Mental Health Parity

Mentally ill patients seeking treatment are discriminated against by requiring higher copayments, allowing fewer doctor visits or days in the hospital, or higher deductibles than imposed on other medical illnesses. This discrimination results from outdated misconceptions and the stigma surrounding mental illnesses. If this disparity is not addressed, the financial and human costs of untreated mental illness will far exceed the costs purported by opponents-that covering mental health services will exponentially and unfairly increase premiums for all enrollees. In fact, data have shown that the cost of instituting equal coverage for treatment of mental illnesses is inconsequential.

The Mental Health Parity Act (MHPA) of 1996 will sunset on December 31, 2002. This current federal law prohibits discriminatory annual and lifetime dollar caps for mental health benefits as compared to medical and surgical benefits. The Act has had a minimal cost, but 87% of complying health plans have evaded the spirit of the law by replacing dollar limits with arbitrary limits on inpatient days and outpatient visits or another part of the benefit, found the U.S. General Accounting Office (May 2000).

The Mentally Ill Population

According to the Surgeon's General Report on Mental Health, about 20 percent of the U.S. population are affected by mental disorders during a given year.

  • About 20 percent of children are estimated to have mental disorders with at least mild functional impairment. Over 50 million adults suffer from mental or substance abuse disorders on an annual basis.
  • The National Institute of Mental Health has shown that success rates of treatment for disorders such as schizophrenia (60%), depression (70-80%) and panic disorder (70-90%) surpass those of other medical conditions (heart disease, for example, has a treatment success rate of 45-50%).

Suggestions for Improvement

Parity in Mental Illness Coverage Can Save Money

Providing equal coverage for all illnesses makes good economic sense; when mental illnesses go untreated, costs begin to escalate.
  • The 1999 Surgeon General's report on mental illness estimates the direct business costs of lack of parity coverage of mental illness treatment of at least $70 billion per year, mostly in the form of lost productivity (absenteeism and "presenteeism") and increased use of sick leave.

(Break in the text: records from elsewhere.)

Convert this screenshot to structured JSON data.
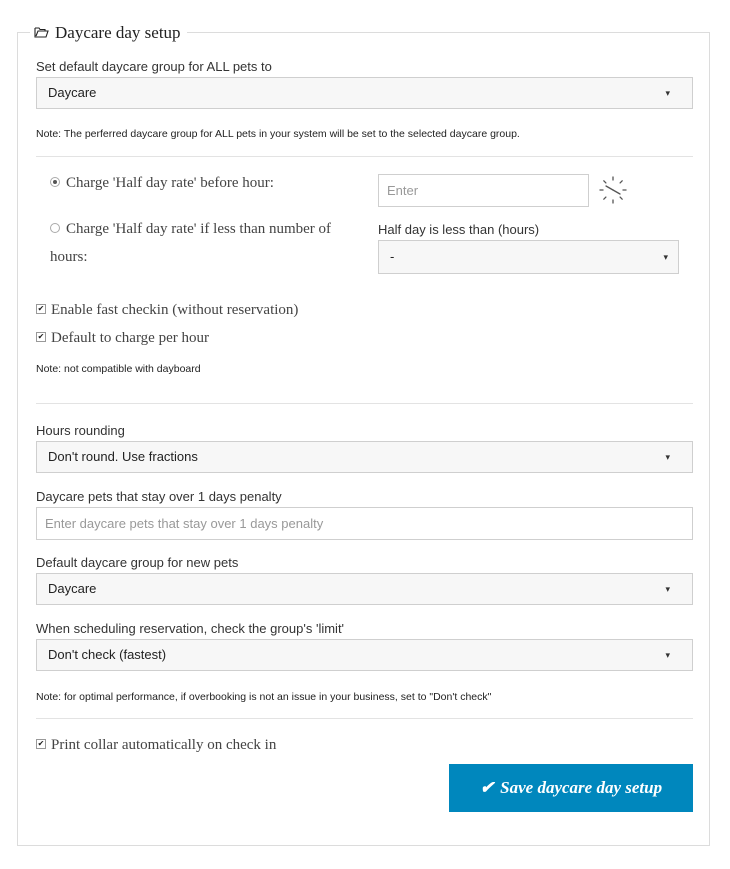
{
  "legend": "Daycare day setup",
  "default_group": {
    "label": "Set default daycare group for ALL pets to",
    "value": "Daycare",
    "note": "Note: The perferred daycare group for ALL pets in your system will be set to the selected daycare group."
  },
  "half_day": {
    "option_before_hour": "Charge 'Half day rate' before hour:",
    "hour_placeholder": "Enter",
    "option_less_than": "Charge 'Half day rate' if less than number of",
    "option_less_than_cont": "hours:",
    "hours_label": "Half day is less than (hours)",
    "hours_value": "-"
  },
  "checkin": {
    "fast_checkin": "Enable fast checkin (without reservation)",
    "charge_per_hour": "Default to charge per hour",
    "note": "Note: not compatible with dayboard"
  },
  "rounding": {
    "label": "Hours rounding",
    "value": "Don't round. Use fractions"
  },
  "penalty": {
    "label": "Daycare pets that stay over 1 days penalty",
    "placeholder": "Enter daycare pets that stay over 1 days penalty"
  },
  "new_pets_group": {
    "label": "Default daycare group for new pets",
    "value": "Daycare"
  },
  "limit_check": {
    "label": "When scheduling reservation, check the group's 'limit'",
    "value": "Don't check (fastest)",
    "note": "Note: for optimal performance, if overbooking is not an issue in your business, set to \"Don't check\""
  },
  "print_collar": "Print collar automatically on check in",
  "save_button": "Save daycare day setup"
}
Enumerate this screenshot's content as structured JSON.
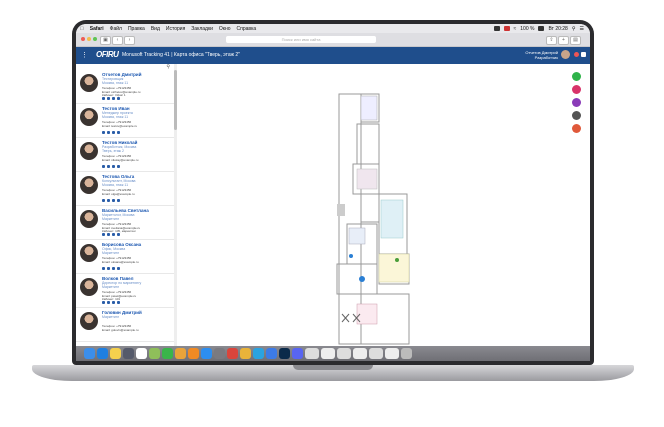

Other studies have show that employees with inadequate mental health coverage resort to increased use of general health care services.
  • An MIT Sloan School of Management report showed in 1995 that clinical depression costs American businesses $28.8 billion a year in lost productivity and worker absenteeism.

Providing Parity for Mental Illness is Affordable

A growing body of research and actual industry experiences indicate that parity can be implemented without substantially increasing premiums.

  • The Congressional Budget Office scored S.543, as amended by the HELP Committee, to only increase premiums by .9%, with employees paying less than half the increase.
  • The National Mental Health Advisory Council, in its 2000 final report to Congress, estimates an approximate 1.4% increase in total health insurance premium costs when parity is implemented.
  • Since implementation of North Carolina's state employees' parity law in 1992, mental health payments as a portion of total health payments decreased from 6.4% to 3.4% in FY1996. This represents a 47% reduction in costs. During the same time period, there was a 64% reduction in hospital days paid by the State Employees Health Plan for mental illness (NC State Health Plan Office).

Why Do We Need Mental Health Parity Legislation Enacted into Law?

  • The enactment of the Mental Health Parity Act of 1996 (P.L. 104-204) was the first step in ending the discrimination against individuals with mental illnesses. However, the fight is far from over. The federal law is limited in scope and application: the federal law only applies to mental health annual or lifetime cost limits, but not to substance abuse, copayments, deductibles, or inpatient/outpatient treatment limits.
  • Beginning January 1, 2001, the Federal Employees Health Benefit Program (FEHBP) implemented full parity benefits to its 9 million beneficiaries.

Legislation Supported by APHA

  • At the federal level, Senator Pete Domenici (R-NM) and Representative Patrick Kennedy (D-RI) introduced the Senator Paul Wellstone Mental Health Equitable Treatment Act of 2003. It would prohibit a group health plan from treating mental health benefits differently from the coverage of medical and surgical benefits. It is modeled on the mental health benefits program for federal employees and expands the Mental Health Parity Act of 1996.

Updated 03/03